# Forest Evolution Photo by Patrick Hendry

Ewan is a park ranger, and part of his duty is to observe how the ecosystem changes over time. He has just detected that a group of pine trees and aspens have started to share the same space. Before, there was a clear line between the species.

This isn’t unusual, but Ewan is a bit curious about how this will evolve in the future. To track it, he wants to know how much of the area is covered by both species right now.

## Input

The input begins with a single line with two integers $P$ and $A$: the number of pine trees and aspens, respectively. Then follow $P + A$ lines, one line for each tree. The first $P$ of these lines contain locations for the pine trees, and the remaining $A$ lines contain locations for the aspens.

Each tree is represented by two real numbers $x_ i$ and $y_ i$, representing the location of the tree on a 2D map in metres.

## Output

Output the area covered by both species in square metres. Your answer must have an absolute or relative error of at most $10^{-3}$.

A point is covered by a species if it is at the edge of or inside a triangle made by three distinct trees of that species.

## Limits

• $0 \leq P, A \leq 1\, 000$

• $0.0 \leq x_ i, y_ i \leq 1\, 000.0$

• $0.2 < |x_ i-x_ j|+|y_ i-y_ j|$ for all $0 \leq i < j < P + A$

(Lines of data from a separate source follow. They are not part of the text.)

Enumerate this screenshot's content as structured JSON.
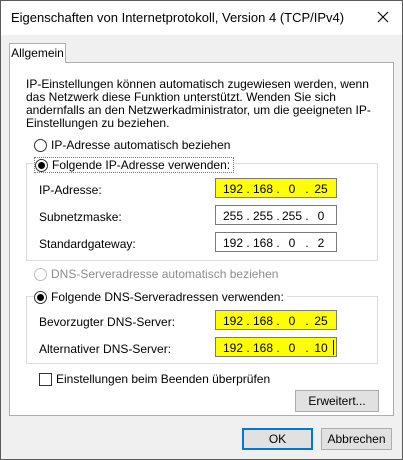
{
  "window": {
    "title": "Eigenschaften von Internetprotokoll, Version 4 (TCP/IPv4)"
  },
  "tab": {
    "label": "Allgemein"
  },
  "description": "IP-Einstellungen können automatisch zugewiesen werden, wenn das Netzwerk diese Funktion unterstützt. Wenden Sie sich andernfalls an den Netzwerkadministrator, um die geeigneten IP-Einstellungen zu beziehen.",
  "ip_section": {
    "auto_label": "IP-Adresse automatisch beziehen",
    "manual_label": "Folgende IP-Adresse verwenden:",
    "selected": "manual",
    "fields": [
      {
        "label": "IP-Adresse:",
        "octets": [
          "192",
          "168",
          "0",
          "25"
        ],
        "highlighted": true
      },
      {
        "label": "Subnetzmaske:",
        "octets": [
          "255",
          "255",
          "255",
          "0"
        ],
        "highlighted": false
      },
      {
        "label": "Standardgateway:",
        "octets": [
          "192",
          "168",
          "0",
          "2"
        ],
        "highlighted": false
      }
    ]
  },
  "dns_section": {
    "auto_label": "DNS-Serveradresse automatisch beziehen",
    "auto_disabled": true,
    "manual_label": "Folgende DNS-Serveradressen verwenden:",
    "selected": "manual",
    "fields": [
      {
        "label": "Bevorzugter DNS-Server:",
        "octets": [
          "192",
          "168",
          "0",
          "25"
        ],
        "highlighted": true
      },
      {
        "label": "Alternativer DNS-Server:",
        "octets": [
          "192",
          "168",
          "0",
          "10"
        ],
        "highlighted": true
      }
    ]
  },
  "validate_checkbox": {
    "label": "Einstellungen beim Beenden überprüfen",
    "checked": false
  },
  "buttons": {
    "advanced": "Erweitert...",
    "ok": "OK",
    "cancel": "Abbrechen"
  },
  "icons": {
    "close": "close-icon"
  },
  "colors": {
    "highlight": "#ffff00",
    "default_button_border": "#0078d7"
  }
}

• Real numbers in the input will have at most $8$ digits after the decimal point

Sample Input 1 Sample Output 1
3 3
0.0 6.0
6.0 0.0
6.0 6.0
4.0 4.0
10.0 4.0
4.0 10.0

4.0

Sample Input 2 Sample Output 2
6 4
0.67 10.82
5.58 5.43
5.83 10.79
5.70 15.06
10.53 10.05
10.45 5.22
6.76 8.64
8.93 8.45
6.43 5.34
12.34 2.87

10.47478482125473